From The Tablet (a UK-based newspaper) we have a story of the father of modern holistic medicine: Fr. Sebastian Kneipp, who founded the Sebastianeum in Bad Wörishofen, near Munich, in the later 19th century.
The Healing Voices featured the healing of hydrotherapy, which is one of the fundamental treatments at the Sebastianeum. The importance of the waters there are on full display at the front door to this four-star hotel, where guests are welcomed with water-fall artwork. Yes, the Sebastianeum is still functioning.
Fr. Kneipp used not only hot tubs and hydrotherapy. Water was only one of his five elements in wellness which also included movement, nutrition, medicinal herbs, and balance.

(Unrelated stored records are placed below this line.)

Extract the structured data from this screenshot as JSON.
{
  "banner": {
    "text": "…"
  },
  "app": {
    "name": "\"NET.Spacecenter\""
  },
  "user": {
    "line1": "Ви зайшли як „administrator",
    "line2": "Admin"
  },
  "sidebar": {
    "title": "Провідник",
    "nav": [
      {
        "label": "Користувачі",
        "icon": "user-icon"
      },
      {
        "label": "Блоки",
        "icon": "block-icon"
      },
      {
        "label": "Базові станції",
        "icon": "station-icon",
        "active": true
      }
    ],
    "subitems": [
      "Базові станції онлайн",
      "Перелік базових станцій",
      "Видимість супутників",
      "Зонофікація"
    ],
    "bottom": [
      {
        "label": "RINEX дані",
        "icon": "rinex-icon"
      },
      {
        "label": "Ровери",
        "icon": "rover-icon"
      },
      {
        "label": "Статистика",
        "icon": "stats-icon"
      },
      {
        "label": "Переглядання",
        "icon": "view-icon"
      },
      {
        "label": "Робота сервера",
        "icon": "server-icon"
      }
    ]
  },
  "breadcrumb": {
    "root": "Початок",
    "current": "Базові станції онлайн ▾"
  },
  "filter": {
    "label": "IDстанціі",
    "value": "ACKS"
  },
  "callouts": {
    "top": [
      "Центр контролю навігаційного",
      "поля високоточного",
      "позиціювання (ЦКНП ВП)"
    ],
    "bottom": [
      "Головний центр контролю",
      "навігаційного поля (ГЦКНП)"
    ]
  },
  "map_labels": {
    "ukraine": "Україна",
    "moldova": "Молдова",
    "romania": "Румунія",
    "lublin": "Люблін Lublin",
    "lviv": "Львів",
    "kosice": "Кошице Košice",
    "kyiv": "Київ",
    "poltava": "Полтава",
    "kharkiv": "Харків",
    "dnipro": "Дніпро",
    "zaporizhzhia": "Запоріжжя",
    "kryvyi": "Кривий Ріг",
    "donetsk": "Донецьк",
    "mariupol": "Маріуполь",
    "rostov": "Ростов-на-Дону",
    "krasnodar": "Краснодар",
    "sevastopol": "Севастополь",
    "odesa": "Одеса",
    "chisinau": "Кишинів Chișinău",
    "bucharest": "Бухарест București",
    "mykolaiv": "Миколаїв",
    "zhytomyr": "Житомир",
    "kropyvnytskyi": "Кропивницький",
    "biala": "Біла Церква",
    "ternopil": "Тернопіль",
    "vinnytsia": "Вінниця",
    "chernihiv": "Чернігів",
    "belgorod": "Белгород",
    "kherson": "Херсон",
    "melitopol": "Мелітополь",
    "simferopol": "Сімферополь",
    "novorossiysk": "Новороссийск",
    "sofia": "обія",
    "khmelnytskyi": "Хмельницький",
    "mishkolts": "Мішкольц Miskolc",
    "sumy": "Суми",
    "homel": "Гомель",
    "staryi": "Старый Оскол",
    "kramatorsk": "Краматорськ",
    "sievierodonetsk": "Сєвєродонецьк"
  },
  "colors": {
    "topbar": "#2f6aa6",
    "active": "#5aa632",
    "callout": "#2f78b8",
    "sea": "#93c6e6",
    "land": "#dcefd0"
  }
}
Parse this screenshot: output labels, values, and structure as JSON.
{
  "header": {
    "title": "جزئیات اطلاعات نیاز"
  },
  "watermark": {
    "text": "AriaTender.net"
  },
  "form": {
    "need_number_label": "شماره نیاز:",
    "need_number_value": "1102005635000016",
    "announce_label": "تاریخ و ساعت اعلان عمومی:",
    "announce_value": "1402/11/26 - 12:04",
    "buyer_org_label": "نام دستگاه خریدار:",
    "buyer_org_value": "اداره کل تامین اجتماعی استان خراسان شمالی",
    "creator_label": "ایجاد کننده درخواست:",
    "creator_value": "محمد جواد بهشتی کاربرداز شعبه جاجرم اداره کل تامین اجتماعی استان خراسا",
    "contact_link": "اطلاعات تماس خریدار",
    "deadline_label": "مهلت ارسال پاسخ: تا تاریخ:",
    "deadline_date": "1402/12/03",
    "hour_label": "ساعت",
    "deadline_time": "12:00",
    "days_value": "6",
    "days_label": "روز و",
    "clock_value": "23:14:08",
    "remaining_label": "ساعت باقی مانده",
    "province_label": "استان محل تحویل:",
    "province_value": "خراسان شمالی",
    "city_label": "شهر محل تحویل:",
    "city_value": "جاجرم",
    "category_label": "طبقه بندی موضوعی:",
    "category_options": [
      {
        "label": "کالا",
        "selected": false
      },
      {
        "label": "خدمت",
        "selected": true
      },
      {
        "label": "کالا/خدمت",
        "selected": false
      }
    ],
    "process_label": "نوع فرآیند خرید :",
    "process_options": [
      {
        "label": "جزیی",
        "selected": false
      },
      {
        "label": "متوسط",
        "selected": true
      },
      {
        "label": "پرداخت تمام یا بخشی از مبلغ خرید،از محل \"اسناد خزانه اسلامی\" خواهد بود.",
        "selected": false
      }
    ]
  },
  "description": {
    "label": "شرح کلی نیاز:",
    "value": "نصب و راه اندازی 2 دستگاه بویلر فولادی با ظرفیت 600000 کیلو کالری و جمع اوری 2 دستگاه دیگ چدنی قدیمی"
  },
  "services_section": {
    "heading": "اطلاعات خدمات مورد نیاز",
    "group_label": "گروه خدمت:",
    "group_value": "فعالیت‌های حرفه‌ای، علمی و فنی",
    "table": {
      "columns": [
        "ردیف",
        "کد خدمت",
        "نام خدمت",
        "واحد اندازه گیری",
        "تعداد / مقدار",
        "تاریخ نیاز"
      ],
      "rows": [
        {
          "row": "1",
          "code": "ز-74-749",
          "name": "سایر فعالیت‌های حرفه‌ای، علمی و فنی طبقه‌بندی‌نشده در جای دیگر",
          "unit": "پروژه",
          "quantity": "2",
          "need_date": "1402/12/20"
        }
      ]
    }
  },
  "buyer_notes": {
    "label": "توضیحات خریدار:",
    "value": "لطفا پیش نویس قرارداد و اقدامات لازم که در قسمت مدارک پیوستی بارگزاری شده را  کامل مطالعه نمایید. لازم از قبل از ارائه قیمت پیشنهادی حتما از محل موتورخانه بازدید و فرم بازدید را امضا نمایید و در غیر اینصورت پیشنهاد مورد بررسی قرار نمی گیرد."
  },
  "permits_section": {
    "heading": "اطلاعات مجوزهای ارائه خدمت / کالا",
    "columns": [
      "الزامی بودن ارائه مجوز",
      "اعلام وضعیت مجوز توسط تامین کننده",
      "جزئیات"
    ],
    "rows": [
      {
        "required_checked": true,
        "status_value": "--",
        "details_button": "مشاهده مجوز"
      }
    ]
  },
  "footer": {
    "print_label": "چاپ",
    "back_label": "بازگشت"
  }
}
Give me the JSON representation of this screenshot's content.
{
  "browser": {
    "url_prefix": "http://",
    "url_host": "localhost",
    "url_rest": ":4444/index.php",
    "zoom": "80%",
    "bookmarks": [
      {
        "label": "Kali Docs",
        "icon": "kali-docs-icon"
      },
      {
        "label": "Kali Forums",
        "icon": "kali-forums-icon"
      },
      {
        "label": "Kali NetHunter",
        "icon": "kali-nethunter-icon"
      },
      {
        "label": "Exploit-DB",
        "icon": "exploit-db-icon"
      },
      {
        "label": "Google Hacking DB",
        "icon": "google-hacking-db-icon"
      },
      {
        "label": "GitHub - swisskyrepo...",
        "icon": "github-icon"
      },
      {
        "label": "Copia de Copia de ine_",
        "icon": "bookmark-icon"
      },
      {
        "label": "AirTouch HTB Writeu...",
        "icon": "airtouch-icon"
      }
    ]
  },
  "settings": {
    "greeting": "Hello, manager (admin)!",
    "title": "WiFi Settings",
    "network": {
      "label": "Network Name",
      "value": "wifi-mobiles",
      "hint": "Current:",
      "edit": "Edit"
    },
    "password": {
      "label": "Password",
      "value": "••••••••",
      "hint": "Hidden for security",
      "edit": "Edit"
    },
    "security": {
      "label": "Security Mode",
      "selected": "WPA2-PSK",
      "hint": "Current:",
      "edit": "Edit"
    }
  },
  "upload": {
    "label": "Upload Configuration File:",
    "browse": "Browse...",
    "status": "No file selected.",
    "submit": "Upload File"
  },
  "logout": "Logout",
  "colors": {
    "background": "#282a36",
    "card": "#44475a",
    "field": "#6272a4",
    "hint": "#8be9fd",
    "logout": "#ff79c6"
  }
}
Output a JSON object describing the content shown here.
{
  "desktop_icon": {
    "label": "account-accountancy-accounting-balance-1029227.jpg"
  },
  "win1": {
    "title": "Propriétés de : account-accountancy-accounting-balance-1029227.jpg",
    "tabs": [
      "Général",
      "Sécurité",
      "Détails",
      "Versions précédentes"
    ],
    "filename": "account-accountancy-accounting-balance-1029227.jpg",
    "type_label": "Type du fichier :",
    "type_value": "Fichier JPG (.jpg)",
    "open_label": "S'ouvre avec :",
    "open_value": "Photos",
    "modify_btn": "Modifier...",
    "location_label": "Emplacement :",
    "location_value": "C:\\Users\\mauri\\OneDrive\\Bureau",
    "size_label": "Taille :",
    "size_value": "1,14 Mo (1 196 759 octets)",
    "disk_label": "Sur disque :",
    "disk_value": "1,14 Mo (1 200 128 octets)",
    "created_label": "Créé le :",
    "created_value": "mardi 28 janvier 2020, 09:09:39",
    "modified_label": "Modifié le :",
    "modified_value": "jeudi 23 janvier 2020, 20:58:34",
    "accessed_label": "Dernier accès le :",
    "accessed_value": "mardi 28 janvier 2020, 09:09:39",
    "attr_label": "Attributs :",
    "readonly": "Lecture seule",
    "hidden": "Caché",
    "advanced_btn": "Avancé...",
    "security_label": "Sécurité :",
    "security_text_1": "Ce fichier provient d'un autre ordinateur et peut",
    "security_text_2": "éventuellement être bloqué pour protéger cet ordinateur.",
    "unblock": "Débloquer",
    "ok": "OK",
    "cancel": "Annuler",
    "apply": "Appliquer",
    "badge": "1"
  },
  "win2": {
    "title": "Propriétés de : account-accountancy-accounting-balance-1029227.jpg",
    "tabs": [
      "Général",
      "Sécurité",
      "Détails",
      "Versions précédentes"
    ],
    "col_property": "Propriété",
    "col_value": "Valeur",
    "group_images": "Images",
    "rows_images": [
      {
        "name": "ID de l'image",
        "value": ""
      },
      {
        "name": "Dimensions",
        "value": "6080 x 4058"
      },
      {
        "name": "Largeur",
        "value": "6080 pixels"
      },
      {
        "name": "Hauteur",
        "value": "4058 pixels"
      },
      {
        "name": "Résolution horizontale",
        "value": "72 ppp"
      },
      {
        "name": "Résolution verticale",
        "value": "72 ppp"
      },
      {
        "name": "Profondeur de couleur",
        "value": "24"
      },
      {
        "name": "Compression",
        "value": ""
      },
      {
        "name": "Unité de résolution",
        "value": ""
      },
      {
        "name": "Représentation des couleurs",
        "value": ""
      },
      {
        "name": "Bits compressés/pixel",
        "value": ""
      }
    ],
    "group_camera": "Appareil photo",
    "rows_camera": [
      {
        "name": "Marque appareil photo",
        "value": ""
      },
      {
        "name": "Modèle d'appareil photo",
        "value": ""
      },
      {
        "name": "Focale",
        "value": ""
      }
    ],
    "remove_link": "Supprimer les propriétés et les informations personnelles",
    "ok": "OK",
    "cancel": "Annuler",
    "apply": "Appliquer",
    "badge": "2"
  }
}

These elements somewhat align with different healing methods we know now as alternative medicine, or sometimes Eastern medicine, but the practical emphasis and ability to deliver care for all the elements is an approach for which even some modern “holistic” approaches fall short.
What these approaches do have in common is an ability to deliver results in certain cases, especially with certain diseases, which elude the scientific focus that became the hallmark of Western medicine while Fr. Kneipp’s Sebastianeum thrived nevertheless for over a century. (That was a run on sentence, and I apologize but I like it and am leaving it.) Often, in the West, primarily in the US, we mistake holistic healing methods with something new, “new age,” or Eastern — not Western and traditional, as Fr. Kneipp’s methods are.
It doesn’t matter whether you’re an armchair traveler or planning a trip aboard. You can take a virtual tour if you’d like.
You can also find food for thought in ideas found on the Sebastianeum’s own home page (translated to English). It is a blend of unique and basic holistic care, but then again many consider Fr. Kneipp the father of holistic medicine. Check it out, if for no other reason than to notice he had a great-looking dog (therapy dog?) and smoked cigars.
Many who are working through the impact of life-long heightened cortisol levels (a common effect of abuse) and various other mind-body illnesses will find What matters is that, if you’re interested in the long tradition of holistic medicine and healing (as many who are working through the impact of abuse on physical well-being are), this is a great article.
(Kudos to @pepeamdg for the mention on Twitter that led us to this article.)